▶ [Task]: Lines in the entries below where the word "leadership" shows up should each be copied.

[Excerpts from a dataset]
----------

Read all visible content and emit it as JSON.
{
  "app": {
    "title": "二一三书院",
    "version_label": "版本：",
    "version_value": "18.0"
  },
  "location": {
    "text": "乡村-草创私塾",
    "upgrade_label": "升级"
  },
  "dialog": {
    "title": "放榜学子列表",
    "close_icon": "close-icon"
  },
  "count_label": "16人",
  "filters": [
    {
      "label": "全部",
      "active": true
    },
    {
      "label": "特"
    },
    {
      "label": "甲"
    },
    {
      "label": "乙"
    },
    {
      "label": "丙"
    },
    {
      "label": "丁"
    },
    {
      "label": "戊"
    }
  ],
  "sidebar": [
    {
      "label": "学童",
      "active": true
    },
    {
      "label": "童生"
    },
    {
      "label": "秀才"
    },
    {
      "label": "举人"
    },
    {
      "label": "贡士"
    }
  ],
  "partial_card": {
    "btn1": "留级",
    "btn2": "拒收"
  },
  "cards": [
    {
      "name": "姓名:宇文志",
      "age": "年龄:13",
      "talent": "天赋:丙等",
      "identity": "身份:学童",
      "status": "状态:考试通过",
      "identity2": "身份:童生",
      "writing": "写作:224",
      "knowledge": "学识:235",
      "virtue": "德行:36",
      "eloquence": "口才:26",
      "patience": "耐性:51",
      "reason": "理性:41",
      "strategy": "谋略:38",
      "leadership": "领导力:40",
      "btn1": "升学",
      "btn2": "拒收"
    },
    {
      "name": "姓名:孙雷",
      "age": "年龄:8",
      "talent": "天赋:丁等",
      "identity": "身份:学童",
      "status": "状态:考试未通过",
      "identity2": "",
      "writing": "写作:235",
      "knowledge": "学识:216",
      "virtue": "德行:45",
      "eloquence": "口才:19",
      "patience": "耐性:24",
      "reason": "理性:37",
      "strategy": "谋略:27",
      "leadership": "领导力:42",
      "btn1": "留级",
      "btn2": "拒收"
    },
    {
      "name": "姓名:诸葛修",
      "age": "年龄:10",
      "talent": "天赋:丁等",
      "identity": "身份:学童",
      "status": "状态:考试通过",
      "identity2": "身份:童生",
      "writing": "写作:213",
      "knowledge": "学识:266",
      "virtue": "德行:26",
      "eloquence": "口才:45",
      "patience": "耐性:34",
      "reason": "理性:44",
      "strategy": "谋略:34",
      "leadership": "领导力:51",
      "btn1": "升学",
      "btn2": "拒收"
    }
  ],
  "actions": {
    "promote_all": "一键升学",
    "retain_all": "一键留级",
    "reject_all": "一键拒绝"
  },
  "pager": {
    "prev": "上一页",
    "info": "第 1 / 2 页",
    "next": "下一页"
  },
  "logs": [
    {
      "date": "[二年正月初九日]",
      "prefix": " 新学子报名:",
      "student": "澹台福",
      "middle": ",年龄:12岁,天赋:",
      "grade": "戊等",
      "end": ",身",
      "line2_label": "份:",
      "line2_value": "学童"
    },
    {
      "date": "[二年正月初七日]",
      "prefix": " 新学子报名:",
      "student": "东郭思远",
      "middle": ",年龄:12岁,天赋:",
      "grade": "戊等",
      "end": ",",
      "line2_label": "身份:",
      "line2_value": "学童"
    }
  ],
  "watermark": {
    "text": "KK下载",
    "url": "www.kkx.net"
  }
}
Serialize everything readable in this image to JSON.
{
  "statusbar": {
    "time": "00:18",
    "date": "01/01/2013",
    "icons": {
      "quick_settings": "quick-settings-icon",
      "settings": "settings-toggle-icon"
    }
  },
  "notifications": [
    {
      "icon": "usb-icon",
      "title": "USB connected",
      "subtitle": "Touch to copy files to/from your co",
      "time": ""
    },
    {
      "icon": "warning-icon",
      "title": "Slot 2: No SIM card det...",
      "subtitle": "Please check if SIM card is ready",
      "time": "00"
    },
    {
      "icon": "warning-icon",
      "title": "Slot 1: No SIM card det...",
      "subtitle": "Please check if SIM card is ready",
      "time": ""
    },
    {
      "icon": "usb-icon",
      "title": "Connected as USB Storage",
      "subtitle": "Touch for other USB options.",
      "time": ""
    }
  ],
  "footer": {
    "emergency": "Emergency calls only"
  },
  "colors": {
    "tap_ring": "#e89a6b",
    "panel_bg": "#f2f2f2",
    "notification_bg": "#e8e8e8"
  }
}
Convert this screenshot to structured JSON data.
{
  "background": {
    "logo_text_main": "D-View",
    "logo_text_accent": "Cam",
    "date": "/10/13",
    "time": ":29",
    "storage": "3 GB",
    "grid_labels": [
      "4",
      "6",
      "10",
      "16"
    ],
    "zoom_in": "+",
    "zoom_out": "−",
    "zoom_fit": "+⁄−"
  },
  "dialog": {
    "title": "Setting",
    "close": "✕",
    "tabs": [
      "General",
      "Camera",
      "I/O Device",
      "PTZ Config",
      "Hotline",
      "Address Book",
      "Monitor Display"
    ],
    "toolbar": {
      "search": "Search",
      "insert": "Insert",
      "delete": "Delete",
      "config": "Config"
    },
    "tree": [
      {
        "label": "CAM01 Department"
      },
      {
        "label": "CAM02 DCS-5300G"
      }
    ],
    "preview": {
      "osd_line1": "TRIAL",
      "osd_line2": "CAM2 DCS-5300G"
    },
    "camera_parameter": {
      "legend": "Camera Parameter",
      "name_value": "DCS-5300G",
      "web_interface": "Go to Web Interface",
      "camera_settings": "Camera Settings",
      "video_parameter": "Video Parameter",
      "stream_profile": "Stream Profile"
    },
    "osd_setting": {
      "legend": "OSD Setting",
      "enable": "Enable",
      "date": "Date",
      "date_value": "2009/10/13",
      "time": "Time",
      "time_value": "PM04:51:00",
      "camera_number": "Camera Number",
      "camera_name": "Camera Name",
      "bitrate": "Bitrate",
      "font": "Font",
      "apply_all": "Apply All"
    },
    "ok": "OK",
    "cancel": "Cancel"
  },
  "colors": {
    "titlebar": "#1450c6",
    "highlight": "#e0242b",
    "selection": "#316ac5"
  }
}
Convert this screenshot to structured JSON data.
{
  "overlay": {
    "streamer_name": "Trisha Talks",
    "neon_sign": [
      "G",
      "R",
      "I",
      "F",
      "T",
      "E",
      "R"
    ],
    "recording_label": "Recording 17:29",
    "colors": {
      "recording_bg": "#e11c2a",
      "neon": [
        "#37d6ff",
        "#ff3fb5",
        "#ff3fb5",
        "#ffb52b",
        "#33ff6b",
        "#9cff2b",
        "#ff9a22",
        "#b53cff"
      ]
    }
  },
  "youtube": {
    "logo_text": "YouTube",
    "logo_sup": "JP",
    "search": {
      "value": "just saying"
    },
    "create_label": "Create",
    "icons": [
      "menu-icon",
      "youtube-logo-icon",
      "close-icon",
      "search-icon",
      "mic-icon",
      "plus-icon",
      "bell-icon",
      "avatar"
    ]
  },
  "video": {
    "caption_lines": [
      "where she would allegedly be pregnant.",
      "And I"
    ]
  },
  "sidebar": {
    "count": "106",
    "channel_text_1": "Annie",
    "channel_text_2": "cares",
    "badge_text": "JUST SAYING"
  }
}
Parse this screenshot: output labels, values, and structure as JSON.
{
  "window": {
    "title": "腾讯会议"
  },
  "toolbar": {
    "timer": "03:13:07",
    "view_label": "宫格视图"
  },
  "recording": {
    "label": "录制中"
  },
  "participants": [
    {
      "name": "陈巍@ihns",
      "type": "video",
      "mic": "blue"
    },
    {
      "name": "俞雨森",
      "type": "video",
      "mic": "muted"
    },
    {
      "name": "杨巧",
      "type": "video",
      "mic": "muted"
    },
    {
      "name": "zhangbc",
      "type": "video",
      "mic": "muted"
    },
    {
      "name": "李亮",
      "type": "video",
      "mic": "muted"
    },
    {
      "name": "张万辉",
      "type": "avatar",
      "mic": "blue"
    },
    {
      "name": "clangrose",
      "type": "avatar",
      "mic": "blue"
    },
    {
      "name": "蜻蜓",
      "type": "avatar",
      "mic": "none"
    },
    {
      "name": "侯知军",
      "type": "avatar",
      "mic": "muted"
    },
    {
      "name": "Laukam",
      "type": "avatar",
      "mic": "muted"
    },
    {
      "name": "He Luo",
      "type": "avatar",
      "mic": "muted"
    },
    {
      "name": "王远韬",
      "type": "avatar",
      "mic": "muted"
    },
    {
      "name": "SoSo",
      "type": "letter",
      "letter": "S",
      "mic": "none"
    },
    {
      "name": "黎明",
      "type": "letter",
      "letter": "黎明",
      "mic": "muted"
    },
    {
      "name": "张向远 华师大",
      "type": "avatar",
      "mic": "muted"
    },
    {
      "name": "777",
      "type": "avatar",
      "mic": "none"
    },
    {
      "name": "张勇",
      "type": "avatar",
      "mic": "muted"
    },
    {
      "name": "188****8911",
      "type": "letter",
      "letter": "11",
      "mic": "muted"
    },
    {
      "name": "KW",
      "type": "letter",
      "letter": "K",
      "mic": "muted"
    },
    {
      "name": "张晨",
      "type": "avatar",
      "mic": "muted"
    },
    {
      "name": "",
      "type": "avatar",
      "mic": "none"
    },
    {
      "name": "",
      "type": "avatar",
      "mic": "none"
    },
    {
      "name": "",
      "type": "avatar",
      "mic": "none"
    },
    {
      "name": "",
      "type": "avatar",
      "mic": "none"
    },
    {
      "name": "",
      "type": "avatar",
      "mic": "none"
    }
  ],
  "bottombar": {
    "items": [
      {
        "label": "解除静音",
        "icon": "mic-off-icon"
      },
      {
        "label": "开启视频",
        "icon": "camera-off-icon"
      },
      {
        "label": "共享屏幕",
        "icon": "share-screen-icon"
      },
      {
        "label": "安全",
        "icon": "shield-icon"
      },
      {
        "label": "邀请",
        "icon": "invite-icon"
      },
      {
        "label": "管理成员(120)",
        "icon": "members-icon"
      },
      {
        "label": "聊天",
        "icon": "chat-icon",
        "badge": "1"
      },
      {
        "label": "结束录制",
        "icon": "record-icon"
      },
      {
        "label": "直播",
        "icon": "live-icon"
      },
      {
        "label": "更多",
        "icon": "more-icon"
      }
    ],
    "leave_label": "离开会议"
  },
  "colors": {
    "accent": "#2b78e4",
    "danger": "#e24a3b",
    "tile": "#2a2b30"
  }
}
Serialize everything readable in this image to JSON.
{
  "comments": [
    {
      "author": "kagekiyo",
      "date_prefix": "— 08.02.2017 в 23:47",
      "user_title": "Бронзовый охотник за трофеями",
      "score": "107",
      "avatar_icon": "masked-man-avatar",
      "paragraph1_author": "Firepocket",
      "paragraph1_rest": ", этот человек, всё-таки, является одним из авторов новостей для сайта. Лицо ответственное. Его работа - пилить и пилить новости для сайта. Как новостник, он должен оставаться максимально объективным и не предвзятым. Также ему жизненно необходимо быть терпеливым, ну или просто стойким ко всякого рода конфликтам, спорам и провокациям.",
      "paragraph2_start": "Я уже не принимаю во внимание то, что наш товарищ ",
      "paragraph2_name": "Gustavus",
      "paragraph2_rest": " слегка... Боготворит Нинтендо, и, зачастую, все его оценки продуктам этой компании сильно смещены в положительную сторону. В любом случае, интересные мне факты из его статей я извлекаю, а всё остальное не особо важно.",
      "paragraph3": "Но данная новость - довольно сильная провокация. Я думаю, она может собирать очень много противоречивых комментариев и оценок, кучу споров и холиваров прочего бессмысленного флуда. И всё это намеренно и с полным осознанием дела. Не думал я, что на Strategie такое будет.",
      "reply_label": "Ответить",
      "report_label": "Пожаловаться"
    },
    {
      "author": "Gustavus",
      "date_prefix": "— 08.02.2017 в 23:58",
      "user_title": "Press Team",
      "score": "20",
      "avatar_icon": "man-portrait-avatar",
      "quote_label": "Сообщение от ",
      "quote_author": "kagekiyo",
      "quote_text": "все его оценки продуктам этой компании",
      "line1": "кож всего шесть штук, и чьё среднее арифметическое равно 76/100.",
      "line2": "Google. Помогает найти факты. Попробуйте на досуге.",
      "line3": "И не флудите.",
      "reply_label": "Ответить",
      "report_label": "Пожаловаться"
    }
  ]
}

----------

▶ [Problem solution]:
      "leadership": "领导力:40",
      "leadership": "领导力:42",
      "leadership": "领导力:51",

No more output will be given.